### PROVIDED INFORMATION
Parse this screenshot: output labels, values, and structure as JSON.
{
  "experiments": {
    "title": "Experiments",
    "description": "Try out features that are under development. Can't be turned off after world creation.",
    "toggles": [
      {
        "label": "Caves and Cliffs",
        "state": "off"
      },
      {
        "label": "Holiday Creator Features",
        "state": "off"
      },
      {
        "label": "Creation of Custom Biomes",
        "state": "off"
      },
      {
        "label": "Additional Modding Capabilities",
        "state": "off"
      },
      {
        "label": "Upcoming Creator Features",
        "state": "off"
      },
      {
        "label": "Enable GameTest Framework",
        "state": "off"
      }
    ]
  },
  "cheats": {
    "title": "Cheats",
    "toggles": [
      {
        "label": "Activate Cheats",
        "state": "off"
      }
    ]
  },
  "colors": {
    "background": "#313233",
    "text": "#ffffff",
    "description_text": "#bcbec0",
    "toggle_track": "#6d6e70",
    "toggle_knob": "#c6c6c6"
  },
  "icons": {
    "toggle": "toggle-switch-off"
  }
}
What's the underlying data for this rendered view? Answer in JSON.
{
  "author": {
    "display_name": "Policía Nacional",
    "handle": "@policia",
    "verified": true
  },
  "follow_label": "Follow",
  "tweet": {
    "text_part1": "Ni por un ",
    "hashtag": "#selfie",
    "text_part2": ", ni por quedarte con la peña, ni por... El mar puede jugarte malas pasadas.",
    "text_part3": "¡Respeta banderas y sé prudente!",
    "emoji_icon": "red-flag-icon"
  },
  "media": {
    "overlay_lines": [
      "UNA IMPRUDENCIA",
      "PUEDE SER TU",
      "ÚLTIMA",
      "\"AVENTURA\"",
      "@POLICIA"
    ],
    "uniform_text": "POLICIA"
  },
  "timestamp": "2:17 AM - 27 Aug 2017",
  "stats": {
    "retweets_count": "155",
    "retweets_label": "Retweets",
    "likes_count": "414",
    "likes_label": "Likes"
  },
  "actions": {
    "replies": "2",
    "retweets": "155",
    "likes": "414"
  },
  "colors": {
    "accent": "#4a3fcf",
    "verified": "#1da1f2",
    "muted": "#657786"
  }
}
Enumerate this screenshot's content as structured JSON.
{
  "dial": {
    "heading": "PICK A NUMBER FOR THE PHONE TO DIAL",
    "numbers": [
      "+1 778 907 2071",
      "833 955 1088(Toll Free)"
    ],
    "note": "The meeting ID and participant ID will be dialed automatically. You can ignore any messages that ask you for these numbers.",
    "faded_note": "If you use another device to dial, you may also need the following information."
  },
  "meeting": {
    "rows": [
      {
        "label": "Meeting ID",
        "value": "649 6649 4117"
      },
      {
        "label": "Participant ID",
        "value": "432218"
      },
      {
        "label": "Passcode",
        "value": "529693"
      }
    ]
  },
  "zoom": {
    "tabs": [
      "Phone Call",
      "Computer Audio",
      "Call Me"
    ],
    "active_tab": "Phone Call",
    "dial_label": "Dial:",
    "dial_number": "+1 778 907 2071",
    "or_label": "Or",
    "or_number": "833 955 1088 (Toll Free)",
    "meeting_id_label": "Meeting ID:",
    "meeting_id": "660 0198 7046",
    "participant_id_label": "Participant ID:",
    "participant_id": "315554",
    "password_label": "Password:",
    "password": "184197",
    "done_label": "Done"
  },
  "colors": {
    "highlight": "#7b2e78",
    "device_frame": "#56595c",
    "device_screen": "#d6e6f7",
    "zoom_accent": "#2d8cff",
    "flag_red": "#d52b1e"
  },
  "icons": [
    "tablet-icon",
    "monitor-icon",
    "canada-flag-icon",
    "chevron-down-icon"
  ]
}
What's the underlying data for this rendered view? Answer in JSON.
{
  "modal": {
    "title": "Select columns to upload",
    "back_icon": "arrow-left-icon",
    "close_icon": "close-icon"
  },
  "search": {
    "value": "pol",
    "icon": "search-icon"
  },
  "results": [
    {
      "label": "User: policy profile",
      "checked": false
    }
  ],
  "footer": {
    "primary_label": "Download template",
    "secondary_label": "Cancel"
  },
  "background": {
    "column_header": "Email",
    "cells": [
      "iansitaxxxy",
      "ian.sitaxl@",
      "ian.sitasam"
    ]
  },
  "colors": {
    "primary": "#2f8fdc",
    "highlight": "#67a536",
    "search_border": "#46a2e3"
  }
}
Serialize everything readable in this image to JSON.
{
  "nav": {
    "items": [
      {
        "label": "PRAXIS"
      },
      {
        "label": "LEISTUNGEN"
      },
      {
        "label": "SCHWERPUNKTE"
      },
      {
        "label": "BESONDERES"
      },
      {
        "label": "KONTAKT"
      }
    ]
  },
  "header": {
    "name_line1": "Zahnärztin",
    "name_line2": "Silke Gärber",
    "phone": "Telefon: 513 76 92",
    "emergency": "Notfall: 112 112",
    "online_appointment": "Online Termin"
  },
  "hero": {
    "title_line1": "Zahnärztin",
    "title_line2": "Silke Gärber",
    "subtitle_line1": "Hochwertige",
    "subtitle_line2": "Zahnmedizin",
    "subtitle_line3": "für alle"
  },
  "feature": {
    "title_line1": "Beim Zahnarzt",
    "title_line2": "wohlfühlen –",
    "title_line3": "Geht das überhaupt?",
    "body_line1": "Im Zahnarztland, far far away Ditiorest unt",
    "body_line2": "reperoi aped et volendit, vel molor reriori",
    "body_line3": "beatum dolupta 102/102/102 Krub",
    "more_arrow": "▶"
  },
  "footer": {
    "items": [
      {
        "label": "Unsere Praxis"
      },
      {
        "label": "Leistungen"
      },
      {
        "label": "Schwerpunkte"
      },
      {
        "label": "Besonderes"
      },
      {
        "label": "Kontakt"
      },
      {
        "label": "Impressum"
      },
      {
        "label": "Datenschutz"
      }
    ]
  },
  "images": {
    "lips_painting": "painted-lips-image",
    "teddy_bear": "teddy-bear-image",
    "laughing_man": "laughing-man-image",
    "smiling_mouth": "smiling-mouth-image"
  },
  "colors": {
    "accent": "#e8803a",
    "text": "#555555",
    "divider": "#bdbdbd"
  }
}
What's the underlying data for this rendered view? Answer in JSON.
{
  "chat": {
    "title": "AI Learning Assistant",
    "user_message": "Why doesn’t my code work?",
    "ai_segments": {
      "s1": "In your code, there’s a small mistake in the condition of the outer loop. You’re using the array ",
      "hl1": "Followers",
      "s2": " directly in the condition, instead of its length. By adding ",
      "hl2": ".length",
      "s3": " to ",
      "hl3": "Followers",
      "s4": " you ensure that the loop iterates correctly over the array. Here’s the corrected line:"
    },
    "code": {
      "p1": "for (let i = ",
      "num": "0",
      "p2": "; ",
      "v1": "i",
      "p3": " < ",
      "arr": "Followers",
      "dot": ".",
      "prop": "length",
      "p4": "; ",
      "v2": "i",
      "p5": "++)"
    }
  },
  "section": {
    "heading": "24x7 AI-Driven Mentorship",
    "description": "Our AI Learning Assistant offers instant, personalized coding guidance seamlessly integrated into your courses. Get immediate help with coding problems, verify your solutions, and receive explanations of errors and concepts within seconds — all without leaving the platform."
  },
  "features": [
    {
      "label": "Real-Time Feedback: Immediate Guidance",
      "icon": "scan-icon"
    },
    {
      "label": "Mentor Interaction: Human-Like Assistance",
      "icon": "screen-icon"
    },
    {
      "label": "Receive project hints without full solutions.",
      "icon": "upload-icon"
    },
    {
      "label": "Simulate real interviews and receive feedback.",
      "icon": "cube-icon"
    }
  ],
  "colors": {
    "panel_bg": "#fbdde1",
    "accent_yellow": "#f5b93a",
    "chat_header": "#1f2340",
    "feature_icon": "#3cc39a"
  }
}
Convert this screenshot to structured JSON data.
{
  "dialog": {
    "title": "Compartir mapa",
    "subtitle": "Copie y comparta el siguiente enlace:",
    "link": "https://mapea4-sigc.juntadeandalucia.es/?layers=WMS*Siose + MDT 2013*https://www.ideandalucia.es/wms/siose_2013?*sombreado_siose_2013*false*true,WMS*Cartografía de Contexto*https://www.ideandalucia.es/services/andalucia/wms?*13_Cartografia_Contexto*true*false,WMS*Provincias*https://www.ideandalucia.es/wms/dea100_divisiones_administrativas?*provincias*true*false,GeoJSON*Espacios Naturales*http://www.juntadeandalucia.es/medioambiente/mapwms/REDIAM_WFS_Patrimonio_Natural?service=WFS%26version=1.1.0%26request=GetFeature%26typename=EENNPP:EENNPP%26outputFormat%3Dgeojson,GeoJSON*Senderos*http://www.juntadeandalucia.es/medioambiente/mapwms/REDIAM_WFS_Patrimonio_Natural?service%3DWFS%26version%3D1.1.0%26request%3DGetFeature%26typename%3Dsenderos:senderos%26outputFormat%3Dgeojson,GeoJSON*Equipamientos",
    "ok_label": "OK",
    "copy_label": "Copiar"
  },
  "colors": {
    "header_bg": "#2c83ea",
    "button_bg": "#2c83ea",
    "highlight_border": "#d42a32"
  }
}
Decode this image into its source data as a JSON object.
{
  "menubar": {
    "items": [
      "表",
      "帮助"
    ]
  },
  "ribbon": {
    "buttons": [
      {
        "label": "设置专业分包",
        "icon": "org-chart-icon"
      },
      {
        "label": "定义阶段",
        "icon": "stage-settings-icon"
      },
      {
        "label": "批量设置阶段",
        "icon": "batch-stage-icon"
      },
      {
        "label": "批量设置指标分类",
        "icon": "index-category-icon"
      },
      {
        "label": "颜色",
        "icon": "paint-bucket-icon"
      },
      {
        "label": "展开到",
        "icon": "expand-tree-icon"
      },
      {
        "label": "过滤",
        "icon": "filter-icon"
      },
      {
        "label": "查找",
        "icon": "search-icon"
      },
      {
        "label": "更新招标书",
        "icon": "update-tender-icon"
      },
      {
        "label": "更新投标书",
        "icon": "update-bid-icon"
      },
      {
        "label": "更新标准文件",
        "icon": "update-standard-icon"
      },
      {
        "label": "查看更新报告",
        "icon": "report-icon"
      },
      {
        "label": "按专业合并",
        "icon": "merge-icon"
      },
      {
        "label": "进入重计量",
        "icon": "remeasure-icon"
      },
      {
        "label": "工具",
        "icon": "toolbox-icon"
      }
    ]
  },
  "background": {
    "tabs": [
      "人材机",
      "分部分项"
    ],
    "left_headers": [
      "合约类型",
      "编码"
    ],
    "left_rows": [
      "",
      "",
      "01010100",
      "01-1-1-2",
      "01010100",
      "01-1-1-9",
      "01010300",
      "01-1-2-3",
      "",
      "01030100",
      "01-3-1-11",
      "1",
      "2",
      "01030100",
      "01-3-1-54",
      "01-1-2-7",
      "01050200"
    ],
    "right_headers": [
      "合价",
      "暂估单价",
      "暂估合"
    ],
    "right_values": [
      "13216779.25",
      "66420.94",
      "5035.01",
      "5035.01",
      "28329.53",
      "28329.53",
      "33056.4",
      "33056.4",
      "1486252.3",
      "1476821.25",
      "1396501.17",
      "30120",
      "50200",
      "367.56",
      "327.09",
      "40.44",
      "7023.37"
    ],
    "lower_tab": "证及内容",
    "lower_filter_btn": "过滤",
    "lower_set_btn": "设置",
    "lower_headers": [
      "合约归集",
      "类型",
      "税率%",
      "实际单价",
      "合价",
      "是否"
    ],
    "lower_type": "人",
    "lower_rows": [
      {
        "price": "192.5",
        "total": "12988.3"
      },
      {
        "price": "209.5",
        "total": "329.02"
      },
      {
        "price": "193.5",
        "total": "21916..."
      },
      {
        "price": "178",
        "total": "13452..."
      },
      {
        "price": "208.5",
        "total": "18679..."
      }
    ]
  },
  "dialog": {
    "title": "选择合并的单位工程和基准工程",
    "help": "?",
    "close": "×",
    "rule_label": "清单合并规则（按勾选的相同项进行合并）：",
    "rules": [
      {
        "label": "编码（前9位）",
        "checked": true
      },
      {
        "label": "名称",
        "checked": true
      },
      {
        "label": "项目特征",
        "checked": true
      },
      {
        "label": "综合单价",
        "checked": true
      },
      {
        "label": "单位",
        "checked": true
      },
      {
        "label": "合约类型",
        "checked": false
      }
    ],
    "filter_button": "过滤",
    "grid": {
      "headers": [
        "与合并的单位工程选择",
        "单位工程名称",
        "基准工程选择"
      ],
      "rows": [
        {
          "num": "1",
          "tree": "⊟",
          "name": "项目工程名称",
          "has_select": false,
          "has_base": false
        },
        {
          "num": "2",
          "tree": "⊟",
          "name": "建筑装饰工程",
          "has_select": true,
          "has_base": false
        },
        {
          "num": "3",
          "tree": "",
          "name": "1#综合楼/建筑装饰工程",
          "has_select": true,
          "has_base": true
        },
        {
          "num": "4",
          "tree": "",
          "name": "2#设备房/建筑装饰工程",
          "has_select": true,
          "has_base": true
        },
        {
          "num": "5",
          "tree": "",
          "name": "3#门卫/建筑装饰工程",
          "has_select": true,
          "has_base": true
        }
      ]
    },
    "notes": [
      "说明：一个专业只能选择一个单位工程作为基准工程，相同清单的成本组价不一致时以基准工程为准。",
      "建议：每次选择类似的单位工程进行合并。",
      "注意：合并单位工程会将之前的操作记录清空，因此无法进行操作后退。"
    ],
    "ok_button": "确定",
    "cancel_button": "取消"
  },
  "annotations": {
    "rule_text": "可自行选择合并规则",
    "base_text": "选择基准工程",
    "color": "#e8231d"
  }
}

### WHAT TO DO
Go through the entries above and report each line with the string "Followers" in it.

### COMPLETED EXERCISE
      "hl1": "Followers",
      "hl3": "Followers",
      "arr": "Followers",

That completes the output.